== RECORDS FOR THIS TASK ==

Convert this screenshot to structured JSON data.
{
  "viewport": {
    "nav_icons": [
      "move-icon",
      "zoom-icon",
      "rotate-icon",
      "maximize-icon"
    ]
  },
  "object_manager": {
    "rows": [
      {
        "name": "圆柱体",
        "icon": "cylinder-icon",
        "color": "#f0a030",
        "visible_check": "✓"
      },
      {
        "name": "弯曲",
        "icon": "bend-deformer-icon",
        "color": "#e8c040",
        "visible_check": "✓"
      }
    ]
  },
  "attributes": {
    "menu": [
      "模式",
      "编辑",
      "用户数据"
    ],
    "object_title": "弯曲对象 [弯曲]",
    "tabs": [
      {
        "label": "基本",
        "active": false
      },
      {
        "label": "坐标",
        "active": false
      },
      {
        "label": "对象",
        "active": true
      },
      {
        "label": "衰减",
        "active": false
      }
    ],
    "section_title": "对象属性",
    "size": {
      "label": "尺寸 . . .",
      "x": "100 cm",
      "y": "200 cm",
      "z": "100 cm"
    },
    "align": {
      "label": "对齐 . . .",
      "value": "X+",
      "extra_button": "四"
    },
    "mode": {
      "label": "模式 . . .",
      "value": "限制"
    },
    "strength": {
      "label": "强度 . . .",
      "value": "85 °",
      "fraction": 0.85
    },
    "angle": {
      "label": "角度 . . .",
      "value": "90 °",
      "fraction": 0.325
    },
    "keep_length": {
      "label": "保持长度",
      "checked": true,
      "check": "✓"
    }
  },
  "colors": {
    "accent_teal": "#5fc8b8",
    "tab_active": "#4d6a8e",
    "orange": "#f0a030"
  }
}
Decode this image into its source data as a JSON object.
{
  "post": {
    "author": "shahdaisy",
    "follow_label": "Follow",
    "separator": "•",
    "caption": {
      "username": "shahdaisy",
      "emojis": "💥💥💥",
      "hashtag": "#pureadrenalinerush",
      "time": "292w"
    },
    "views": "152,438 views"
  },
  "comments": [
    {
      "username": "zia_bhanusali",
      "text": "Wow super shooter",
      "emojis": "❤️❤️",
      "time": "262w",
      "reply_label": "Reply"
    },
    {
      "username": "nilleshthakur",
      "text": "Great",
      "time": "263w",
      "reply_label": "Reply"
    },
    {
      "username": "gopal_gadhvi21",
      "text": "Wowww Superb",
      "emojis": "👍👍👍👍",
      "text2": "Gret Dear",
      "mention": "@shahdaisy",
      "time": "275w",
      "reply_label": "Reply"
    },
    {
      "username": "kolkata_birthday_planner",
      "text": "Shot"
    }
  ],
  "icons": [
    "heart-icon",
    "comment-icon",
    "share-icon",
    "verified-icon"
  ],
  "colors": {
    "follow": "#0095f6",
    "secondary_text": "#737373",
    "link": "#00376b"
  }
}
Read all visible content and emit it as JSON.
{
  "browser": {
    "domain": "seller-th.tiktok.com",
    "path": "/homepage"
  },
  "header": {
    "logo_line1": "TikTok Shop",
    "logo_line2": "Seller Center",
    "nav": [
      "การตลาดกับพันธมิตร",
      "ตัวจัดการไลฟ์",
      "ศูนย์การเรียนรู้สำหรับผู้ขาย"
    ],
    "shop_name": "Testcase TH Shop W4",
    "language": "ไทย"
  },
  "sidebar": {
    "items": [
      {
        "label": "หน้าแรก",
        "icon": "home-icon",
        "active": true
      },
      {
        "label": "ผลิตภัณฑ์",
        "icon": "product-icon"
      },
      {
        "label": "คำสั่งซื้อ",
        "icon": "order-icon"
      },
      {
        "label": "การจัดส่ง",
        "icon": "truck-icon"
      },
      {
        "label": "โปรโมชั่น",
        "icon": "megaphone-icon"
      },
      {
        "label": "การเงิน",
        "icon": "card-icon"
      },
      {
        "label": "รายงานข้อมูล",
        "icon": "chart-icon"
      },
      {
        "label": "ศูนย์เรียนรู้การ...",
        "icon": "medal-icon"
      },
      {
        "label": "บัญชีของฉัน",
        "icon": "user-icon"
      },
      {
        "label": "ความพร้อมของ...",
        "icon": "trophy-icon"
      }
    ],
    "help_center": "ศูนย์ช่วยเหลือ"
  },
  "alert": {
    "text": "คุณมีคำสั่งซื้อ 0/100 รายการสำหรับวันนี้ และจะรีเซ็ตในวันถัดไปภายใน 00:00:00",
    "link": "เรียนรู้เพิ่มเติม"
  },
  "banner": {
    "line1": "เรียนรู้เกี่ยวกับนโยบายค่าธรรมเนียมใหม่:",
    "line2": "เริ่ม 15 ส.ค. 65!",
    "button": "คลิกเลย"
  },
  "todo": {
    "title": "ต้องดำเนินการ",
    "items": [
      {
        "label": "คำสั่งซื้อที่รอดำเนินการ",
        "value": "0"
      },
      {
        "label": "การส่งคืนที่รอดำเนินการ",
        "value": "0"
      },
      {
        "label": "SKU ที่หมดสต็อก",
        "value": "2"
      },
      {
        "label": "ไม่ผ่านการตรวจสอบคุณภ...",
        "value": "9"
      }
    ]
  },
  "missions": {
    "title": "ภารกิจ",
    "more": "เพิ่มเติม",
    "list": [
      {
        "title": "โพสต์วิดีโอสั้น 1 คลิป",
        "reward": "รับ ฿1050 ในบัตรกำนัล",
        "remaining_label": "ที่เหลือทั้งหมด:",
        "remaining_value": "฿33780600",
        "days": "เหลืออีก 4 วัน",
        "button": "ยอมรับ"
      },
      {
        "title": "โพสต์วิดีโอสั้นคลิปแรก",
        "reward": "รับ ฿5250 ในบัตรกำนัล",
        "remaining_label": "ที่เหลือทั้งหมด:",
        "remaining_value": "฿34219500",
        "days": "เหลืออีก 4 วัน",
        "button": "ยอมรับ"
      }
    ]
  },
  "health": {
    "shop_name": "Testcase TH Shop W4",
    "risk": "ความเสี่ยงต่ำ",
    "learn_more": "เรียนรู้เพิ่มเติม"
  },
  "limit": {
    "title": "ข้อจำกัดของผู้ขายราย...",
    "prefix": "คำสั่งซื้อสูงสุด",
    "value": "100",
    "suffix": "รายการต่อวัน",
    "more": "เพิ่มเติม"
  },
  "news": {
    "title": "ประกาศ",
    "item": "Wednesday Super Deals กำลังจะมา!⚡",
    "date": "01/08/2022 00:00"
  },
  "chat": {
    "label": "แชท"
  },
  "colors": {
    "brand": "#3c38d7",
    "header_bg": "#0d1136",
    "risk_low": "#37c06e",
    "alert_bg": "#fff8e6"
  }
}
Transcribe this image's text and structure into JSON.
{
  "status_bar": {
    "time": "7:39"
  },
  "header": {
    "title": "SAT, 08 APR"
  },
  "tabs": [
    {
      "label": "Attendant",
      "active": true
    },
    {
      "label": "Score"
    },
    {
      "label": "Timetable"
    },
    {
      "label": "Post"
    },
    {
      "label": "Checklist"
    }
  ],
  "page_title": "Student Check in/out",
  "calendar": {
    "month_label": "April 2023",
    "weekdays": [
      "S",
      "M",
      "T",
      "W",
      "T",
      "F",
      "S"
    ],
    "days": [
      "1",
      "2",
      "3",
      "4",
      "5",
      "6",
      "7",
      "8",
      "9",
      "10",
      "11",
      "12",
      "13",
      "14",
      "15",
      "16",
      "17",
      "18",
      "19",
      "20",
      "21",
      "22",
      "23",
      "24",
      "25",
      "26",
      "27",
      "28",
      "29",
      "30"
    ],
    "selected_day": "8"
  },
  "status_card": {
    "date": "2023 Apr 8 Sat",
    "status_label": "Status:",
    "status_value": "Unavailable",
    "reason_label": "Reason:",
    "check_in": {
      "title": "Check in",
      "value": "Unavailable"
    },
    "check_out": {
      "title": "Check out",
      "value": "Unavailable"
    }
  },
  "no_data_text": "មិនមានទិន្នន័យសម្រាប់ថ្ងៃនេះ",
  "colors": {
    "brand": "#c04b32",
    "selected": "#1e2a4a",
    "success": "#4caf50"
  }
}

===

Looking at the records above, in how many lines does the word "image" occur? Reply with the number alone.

2